In our sample, we attempted to recruit individuals who may develop into Chassin’s et al. (2000) “late-stable smokers”, which had infrequent smoking during high school but increased to daily smoking over the course of early adulthood. Due to alcohol consumption, our minimum age was 21. We hypothesize that our findings would also generalize to younger samples, but this would have to be examined with other methodological approaches (e.g., event sampling). While we did demonstrate that positive and negative subjective reactions to smoking were altered either by alcohol or the expectation of alcohol consumption, use of a CReSS smoking topography system may have reduced smoking enjoyment (Blank et al. 2009). Also, subjective reactivity to smoking a cigarette was measured immediately after smoking the single cigarette. While the instructions requested that subjects respond to how the cigarette made them feel, it is possible that subjects misattributed the effects of alcohol to this tobacco-related questionnaire. Ideally, this same item set should have been administered with regard to alcohol effects just prior to smoking. There were also issues with the alcohol blinding. While we did demonstrate significant expectancy effects, only 71% believed they had consumed alcohol in the placebo condition. Asking subjects to discern the amount of alcohol in a drink would have been a more sensitive estimation of subjects’ abilities to discriminate the high-alcohol from the placebo beverage, given that the placebo contained a small amount of alcohol. Also, examining lower doses of alcohol (e.g., 0.04 g/kg) which can be more effectively blinded would further help to disentangle expectancy and pharmacological effects.
This preliminary study was unique in examining the effects of alcohol and alcohol expectancy on smoking reactivity in young adults who still at an experimental stage of smoking. The findings demonstrated that alcohol expectancy rather than alcohol influenced positive subjective effects of smoking, whereas alcohol rather than alcohol expectancy increased ad lib smoking and decreased negative subjective effects of smoking in relatively inexperienced young adult smokers who are heavy drinkers. These results support and extend longitudinal findings documenting that alcohol use facilitates the development of tobacco dependence (Jackson et al. 2002). Considering the role of alcohol in the development of nicotine dependence should lead to more effective prevention and treatment options.

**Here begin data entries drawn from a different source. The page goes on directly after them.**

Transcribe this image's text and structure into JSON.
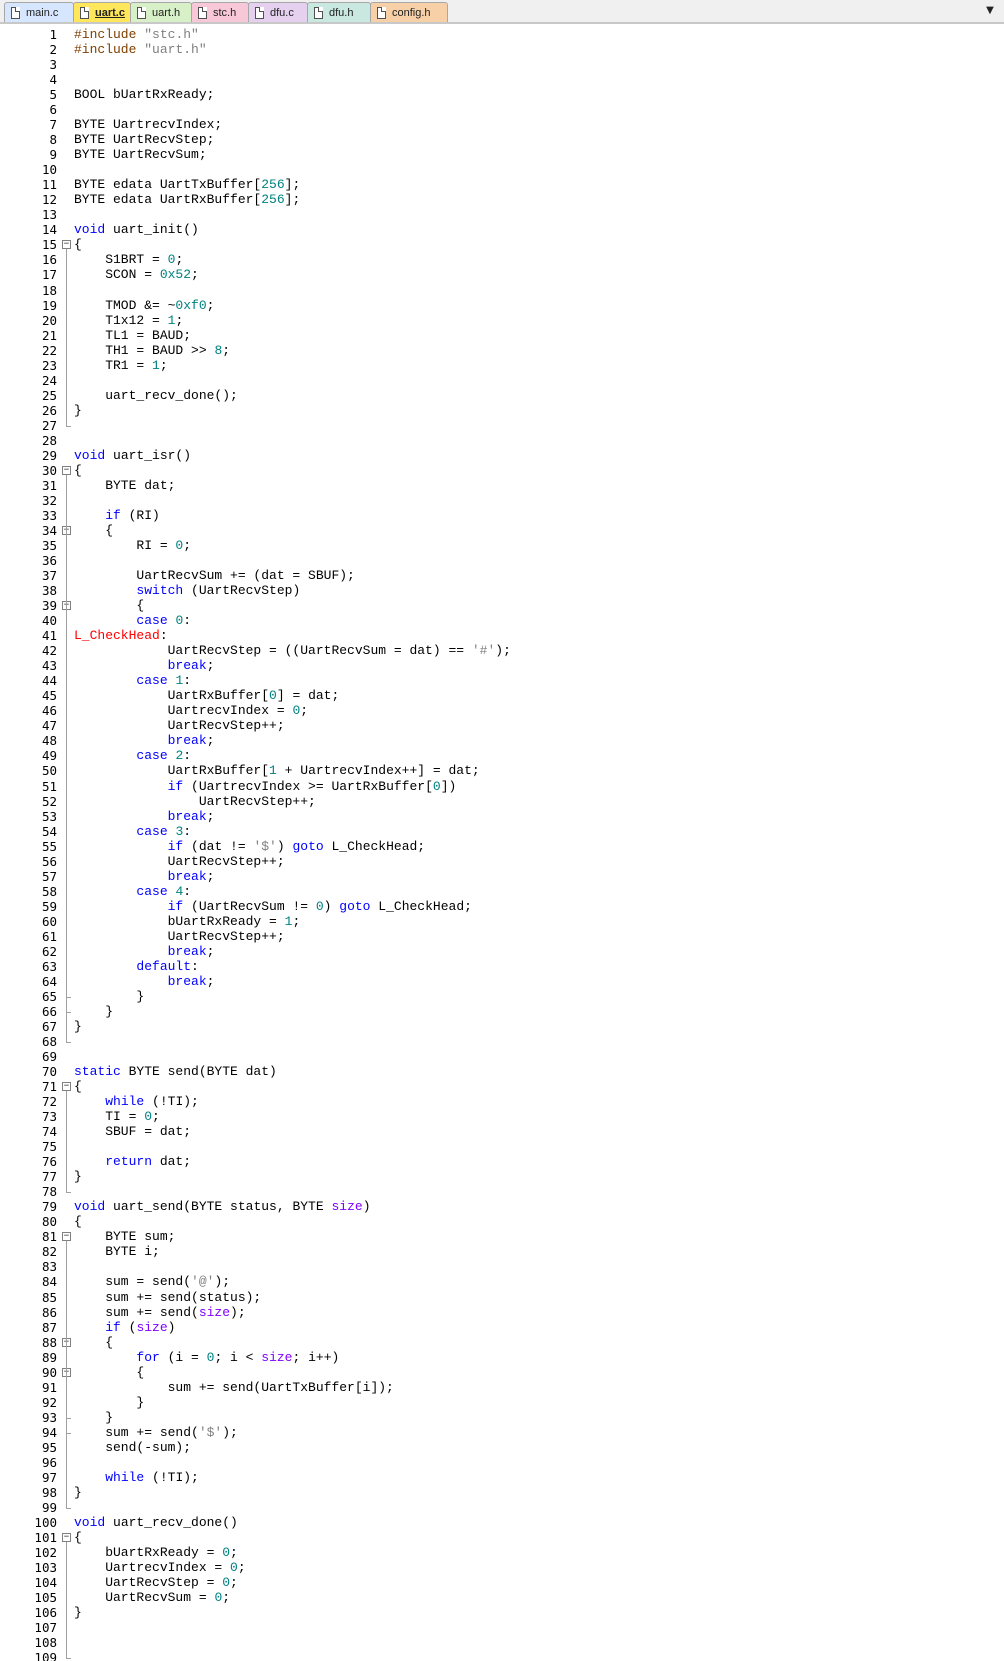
{
  "tabs": [
    {
      "label": "main.c",
      "color": "#d6e6ff",
      "active": false
    },
    {
      "label": "uart.c",
      "color": "#ffe65a",
      "active": true
    },
    {
      "label": "uart.h",
      "color": "#d8f0c8",
      "active": false
    },
    {
      "label": "stc.h",
      "color": "#f8c8d8",
      "active": false
    },
    {
      "label": "dfu.c",
      "color": "#e6d0f0",
      "active": false
    },
    {
      "label": "dfu.h",
      "color": "#c8e8e0",
      "active": false
    },
    {
      "label": "config.h",
      "color": "#f8d0a8",
      "active": false
    }
  ],
  "scroll_icon": "chevron-down-icon",
  "code_lines": [
    "#include \"stc.h\"",
    "#include \"uart.h\"",
    "",
    "",
    "BOOL bUartRxReady;",
    "",
    "BYTE UartrecvIndex;",
    "BYTE UartRecvStep;",
    "BYTE UartRecvSum;",
    "",
    "BYTE edata UartTxBuffer[256];",
    "BYTE edata UartRxBuffer[256];",
    "",
    "void uart_init()",
    "{",
    "    S1BRT = 0;",
    "    SCON = 0x52;",
    "",
    "    TMOD &= ~0xf0;",
    "    T1x12 = 1;",
    "    TL1 = BAUD;",
    "    TH1 = BAUD >> 8;",
    "    TR1 = 1;",
    "",
    "    uart_recv_done();",
    "}",
    "",
    "",
    "void uart_isr()",
    "{",
    "    BYTE dat;",
    "",
    "    if (RI)",
    "    {",
    "        RI = 0;",
    "",
    "        UartRecvSum += (dat = SBUF);",
    "        switch (UartRecvStep)",
    "        {",
    "        case 0:",
    "L_CheckHead:",
    "            UartRecvStep = ((UartRecvSum = dat) == '#');",
    "            break;",
    "        case 1:",
    "            UartRxBuffer[0] = dat;",
    "            UartrecvIndex = 0;",
    "            UartRecvStep++;",
    "            break;",
    "        case 2:",
    "            UartRxBuffer[1 + UartrecvIndex++] = dat;",
    "            if (UartrecvIndex >= UartRxBuffer[0])",
    "                UartRecvStep++;",
    "            break;",
    "        case 3:",
    "            if (dat != '$') goto L_CheckHead;",
    "            UartRecvStep++;",
    "            break;",
    "        case 4:",
    "            if (UartRecvSum != 0) goto L_CheckHead;",
    "            bUartRxReady = 1;",
    "            UartRecvStep++;",
    "            break;",
    "        default:",
    "            break;",
    "        }",
    "    }",
    "}",
    "",
    "",
    "static BYTE send(BYTE dat)",
    "{",
    "    while (!TI);",
    "    TI = 0;",
    "    SBUF = dat;",
    "",
    "    return dat;",
    "}",
    "",
    "void uart_send(BYTE status, BYTE size)",
    "{",
    "    BYTE sum;",
    "    BYTE i;",
    "",
    "    sum = send('@');",
    "    sum += send(status);",
    "    sum += send(size);",
    "    if (size)",
    "    {",
    "        for (i = 0; i < size; i++)",
    "        {",
    "            sum += send(UartTxBuffer[i]);",
    "        }",
    "    }",
    "    sum += send('$');",
    "    send(-sum);",
    "",
    "    while (!TI);",
    "}",
    "",
    "void uart_recv_done()",
    "{",
    "    bUartRxReady = 0;",
    "    UartrecvIndex = 0;",
    "    UartRecvStep = 0;",
    "    UartRecvSum = 0;",
    "}",
    "",
    "",
    ""
  ],
  "fold_lines": [
    15,
    30,
    34,
    39,
    71,
    81,
    88,
    90,
    101
  ],
  "syntax_colors": {
    "keyword": "#0000ff",
    "preprocessor": "#804000",
    "string": "#808080",
    "number": "#008080",
    "label": "#ff0000",
    "type_param": "#8000ff"
  }
}
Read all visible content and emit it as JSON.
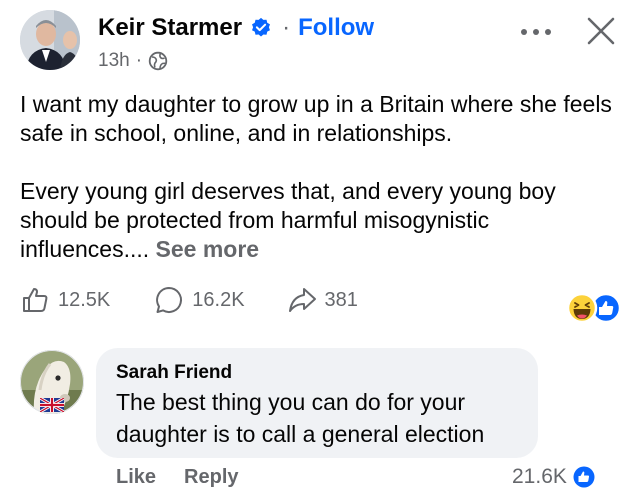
{
  "post": {
    "author": "Keir Starmer",
    "dot": "·",
    "follow": "Follow",
    "time": "13h",
    "meta_sep": "·",
    "paragraph1": "I want my daughter to grow up in a Britain where she feels safe in school, online, and in relationships.",
    "paragraph2": "Every young girl deserves that, and every young boy should be protected from harmful misogynistic influences....",
    "see_more": "See more",
    "likes": "12.5K",
    "comments": "16.2K",
    "shares": "381"
  },
  "comment": {
    "author": "Sarah Friend",
    "line1": "The best thing you can do for your",
    "line2": "daughter is to call a general election",
    "like": "Like",
    "reply": "Reply",
    "count": "21.6K"
  },
  "colors": {
    "accent": "#0866ff",
    "secondary_text": "#65676b",
    "bubble": "#f0f2f5"
  },
  "icons": [
    "verified-badge-icon",
    "globe-icon",
    "more-options-icon",
    "close-icon",
    "like-icon",
    "comment-icon",
    "share-icon",
    "haha-reaction-icon",
    "like-reaction-icon",
    "uk-flag-icon"
  ]
}
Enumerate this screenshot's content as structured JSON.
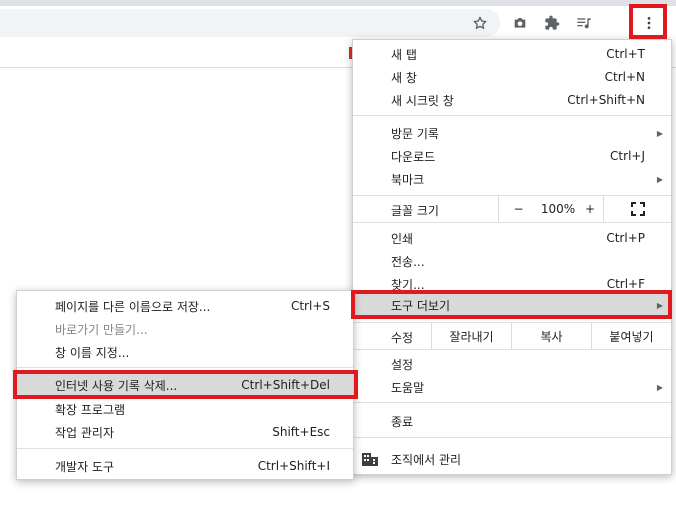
{
  "toolbar": {
    "star_icon": "star-icon",
    "camera_icon": "camera-icon",
    "extensions_icon": "puzzle-icon",
    "media_icon": "playlist-icon",
    "menu_icon": "kebab-icon"
  },
  "main_menu": {
    "new_tab": {
      "label": "새 탭",
      "shortcut": "Ctrl+T"
    },
    "new_window": {
      "label": "새 창",
      "shortcut": "Ctrl+N"
    },
    "new_incognito": {
      "label": "새 시크릿 창",
      "shortcut": "Ctrl+Shift+N"
    },
    "history": {
      "label": "방문 기록"
    },
    "downloads": {
      "label": "다운로드",
      "shortcut": "Ctrl+J"
    },
    "bookmarks": {
      "label": "북마크"
    },
    "zoom": {
      "label": "글꼴 크기",
      "minus": "−",
      "value": "100%",
      "plus": "+"
    },
    "print": {
      "label": "인쇄",
      "shortcut": "Ctrl+P"
    },
    "cast": {
      "label": "전송..."
    },
    "find": {
      "label": "찾기...",
      "shortcut": "Ctrl+F"
    },
    "more_tools": {
      "label": "도구 더보기"
    },
    "edit": {
      "label": "수정",
      "cut": "잘라내기",
      "copy": "복사",
      "paste": "붙여넣기"
    },
    "settings": {
      "label": "설정"
    },
    "help": {
      "label": "도움말"
    },
    "exit": {
      "label": "종료"
    },
    "managed": {
      "label": "조직에서 관리"
    }
  },
  "sub_menu": {
    "save_as": {
      "label": "페이지를 다른 이름으로 저장...",
      "shortcut": "Ctrl+S"
    },
    "create_shortcut": {
      "label": "바로가기 만들기..."
    },
    "name_window": {
      "label": "창 이름 지정..."
    },
    "clear_data": {
      "label": "인터넷 사용 기록 삭제...",
      "shortcut": "Ctrl+Shift+Del"
    },
    "extensions": {
      "label": "확장 프로그램"
    },
    "task_manager": {
      "label": "작업 관리자",
      "shortcut": "Shift+Esc"
    },
    "dev_tools": {
      "label": "개발자 도구",
      "shortcut": "Ctrl+Shift+I"
    }
  },
  "colors": {
    "highlight_box": "#e0181f",
    "hover_row": "#d9d9d9",
    "toolbar_bg": "#f1f3f4"
  }
}
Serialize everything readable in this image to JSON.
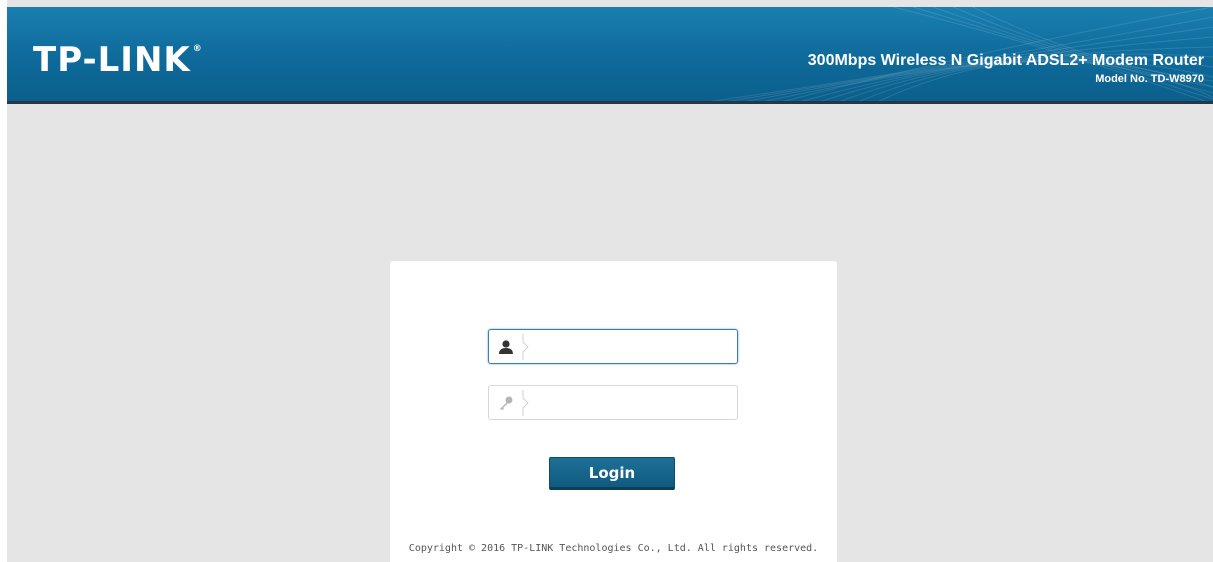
{
  "header": {
    "logo_text": "TP-LINK",
    "logo_mark": "®",
    "product_name": "300Mbps Wireless N Gigabit ADSL2+ Modem Router",
    "model_no": "Model No. TD-W8970"
  },
  "login": {
    "username_icon": "user-icon",
    "username_value": "",
    "password_icon": "key-icon",
    "password_value": "",
    "button_label": "Login"
  },
  "footer": {
    "copyright": "Copyright © 2016 TP-LINK Technologies Co., Ltd. All rights reserved."
  },
  "colors": {
    "header_blue": "#0e6a9a",
    "button_blue": "#105b80",
    "page_bg": "#e5e5e5",
    "focus_border": "#3a7fb0"
  }
}
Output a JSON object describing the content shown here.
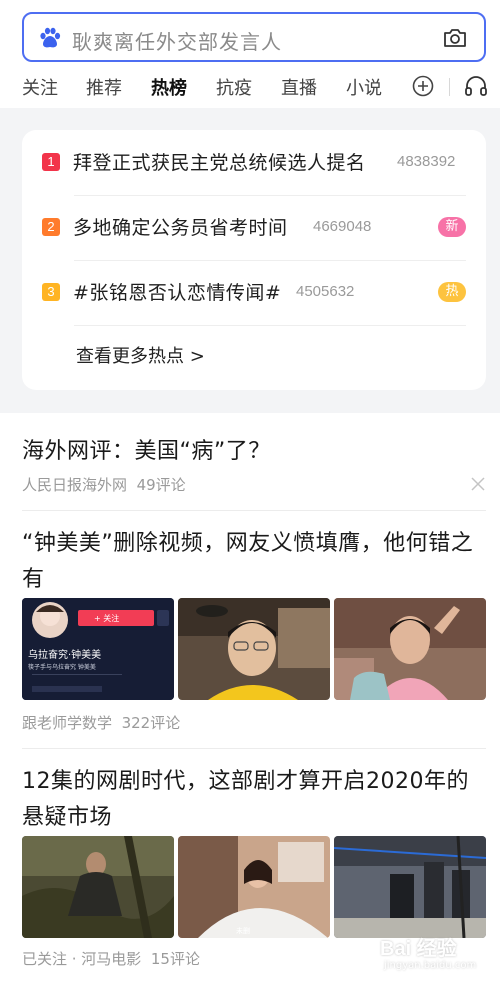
{
  "search": {
    "query": "耿爽离任外交部发言人"
  },
  "tabs": [
    "关注",
    "推荐",
    "热榜",
    "抗疫",
    "直播",
    "小说"
  ],
  "active_tab": "热榜",
  "hot_list": [
    {
      "rank": "1",
      "title": "拜登正式获民主党总统候选人提名",
      "count": "4838392",
      "tag": "",
      "rank_color": "#f2344a"
    },
    {
      "rank": "2",
      "title": "多地确定公务员省考时间",
      "count": "4669048",
      "tag": "新",
      "rank_color": "#ff7b2c",
      "tag_color": "#f772a7"
    },
    {
      "rank": "3",
      "title": "#张铭恩否认恋情传闻#",
      "count": "4505632",
      "tag": "热",
      "rank_color": "#ffb423",
      "tag_color": "#fdc33f"
    }
  ],
  "more_link": "查看更多热点 >",
  "news": [
    {
      "headline": "海外网评：美国“病”了？",
      "source": "人民日报海外网",
      "comments": "49评论"
    },
    {
      "headline": "“钟美美”删除视频，网友义愤填膺，他何错之有",
      "source": "跟老师学数学",
      "comments": "322评论",
      "thumb_overlay": {
        "follow_button": "+ 关注",
        "name": "乌拉奋究·钟美美",
        "caption": "筷子手与乌拉奋究 钟美美"
      }
    },
    {
      "headline": "12集的网剧时代，这部剧才算开启2020年的悬疑市场",
      "source": "已关注 · 河马电影",
      "comments": "15评论",
      "thumb_overlay": {
        "mark": "未删"
      }
    }
  ],
  "watermark": {
    "text": "Bai 经验",
    "url": "jingyan.baidu.com"
  },
  "colors": {
    "accent": "#4e6ef2",
    "feed_bg": "#f3f4f6"
  }
}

Supported by the Alcoholic Beverage Medical Research Foundation, T32-AA015496, CTSA-UL1RR024139. The authors have no financial relationships with the sponsoring organizations. This experiment complies with the current laws of the USA.